|A Home May Be The Largest Purchase You Make|
The growth in the internet and consumers seeking easy and fast answers has resulted in the growth of several online concerns such as 'iBuyers,' Open Door, and Zillow. My most recent research into the changing face of American home-ownership has left me feeling nothing has really changed much from the For Sale By Owner (FSBO) days which has been around forever. If a seller is inclined to lower their price enough they can get a fast sell but it often is not in their best interest. I have an aversion to house "flippers" that I often see as bottom feeders putting lipstick on a pig then vanishing into the night. A quick coat of paint often covers a multitude of sins but quickly fades.

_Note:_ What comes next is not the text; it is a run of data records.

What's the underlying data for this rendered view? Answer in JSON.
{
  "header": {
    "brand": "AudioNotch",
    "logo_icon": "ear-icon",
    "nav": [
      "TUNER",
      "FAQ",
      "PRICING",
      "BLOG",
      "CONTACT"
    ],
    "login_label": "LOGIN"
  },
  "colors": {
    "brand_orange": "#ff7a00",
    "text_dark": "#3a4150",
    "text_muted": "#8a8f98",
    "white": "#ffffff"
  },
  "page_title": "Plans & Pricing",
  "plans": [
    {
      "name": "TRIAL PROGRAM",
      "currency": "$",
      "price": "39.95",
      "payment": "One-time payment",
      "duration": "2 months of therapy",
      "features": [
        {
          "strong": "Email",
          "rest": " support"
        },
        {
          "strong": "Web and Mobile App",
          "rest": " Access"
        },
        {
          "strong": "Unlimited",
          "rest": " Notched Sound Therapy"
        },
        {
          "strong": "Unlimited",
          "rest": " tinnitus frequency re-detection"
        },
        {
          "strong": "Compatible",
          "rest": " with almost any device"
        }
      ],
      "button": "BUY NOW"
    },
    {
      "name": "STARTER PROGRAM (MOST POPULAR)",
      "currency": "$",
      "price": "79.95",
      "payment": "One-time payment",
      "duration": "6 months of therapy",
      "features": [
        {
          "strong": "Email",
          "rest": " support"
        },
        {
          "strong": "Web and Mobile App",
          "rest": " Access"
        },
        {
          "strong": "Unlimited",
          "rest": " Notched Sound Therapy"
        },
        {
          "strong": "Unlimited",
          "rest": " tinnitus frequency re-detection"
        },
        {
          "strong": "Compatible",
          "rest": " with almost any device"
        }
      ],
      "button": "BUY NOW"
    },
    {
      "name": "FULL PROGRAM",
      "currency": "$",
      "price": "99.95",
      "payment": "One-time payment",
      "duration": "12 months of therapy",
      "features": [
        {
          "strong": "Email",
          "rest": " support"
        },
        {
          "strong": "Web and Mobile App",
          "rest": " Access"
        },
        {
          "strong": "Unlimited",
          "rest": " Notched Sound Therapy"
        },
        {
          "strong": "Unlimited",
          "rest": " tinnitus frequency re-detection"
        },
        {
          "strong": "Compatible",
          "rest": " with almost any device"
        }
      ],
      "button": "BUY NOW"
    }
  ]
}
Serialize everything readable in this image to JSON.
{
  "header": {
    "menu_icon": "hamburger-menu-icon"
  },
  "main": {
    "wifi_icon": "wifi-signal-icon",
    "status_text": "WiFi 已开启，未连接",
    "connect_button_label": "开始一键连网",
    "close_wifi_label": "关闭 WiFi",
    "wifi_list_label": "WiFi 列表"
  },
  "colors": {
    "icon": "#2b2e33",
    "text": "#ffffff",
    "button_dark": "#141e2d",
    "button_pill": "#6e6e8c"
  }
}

|Expect To Pay Much More For "Move In Ready"|
As I understand it, Opendoor is a start-up out of San Francisco that will buy your home themselves, take ownership of the house, fix it and flip it. Whether you are really dealing with that company or a copycat version they send you an offer online to buy your house sight unseen based on their algorithm. The offer is only subject to an inspection of the physical condition of the house. They don’t do an appraisal but trust their algorithm to determine the value of the house. I assume Opendoor will lower their offer price if the condition of the home turns out to be below average. Since Opendoor has to make money the do charge the seller a fee. Opendoor has 3 different fees, some flat, some variable. In metro Phoenix, in total the fees are 8% to 10.5% of the price of the home.
Hiring a real estate agent to sell your house means that you are likely to pay 6% so Opendoor is more expensive by 2% to 4.5% of the home’s value but it does have several advantages. The bottom-line is that Opendoor is fast, it is certain, and super convenient. Also you do not have to worry about whether the an appraisal or the sale being contingent on the buyer being able to obtain financing. All these advantages gain a great deal of merit in certain situations such as when you inherit a house and the proceeds will be split between the heirs. Other circumstances that might justify the cost is that your time is very valuable, you have other priorities, or simply cannot cope with the stress of taking the more traditional route.
A couple tips or notes;
- Buying a house that has been made "move in ready" often means you will be paying a hefty premium.
- Appraisals matter, never pay over appraised value.
- Don't fall in love with someones furniture, it is best to view a house when it is empty.
- Location is important, there is a reason they say, location, location, location!
- Try to position yourself so as not to be in a hurry.
- Negotiation skills are important, know what is important.
- Remember that because someone is a realtor does not make them an expert or your best friend
- Buying in a city that you are just moving into is extremely treacherous, learn the area before buying!
- It is always far easier to buy than to sell.
- Remember buying a house is a long-term investment, it seldom pays to constantly move.
- Ask yourself, how much house do you really need? Over-sizing can be very expensive.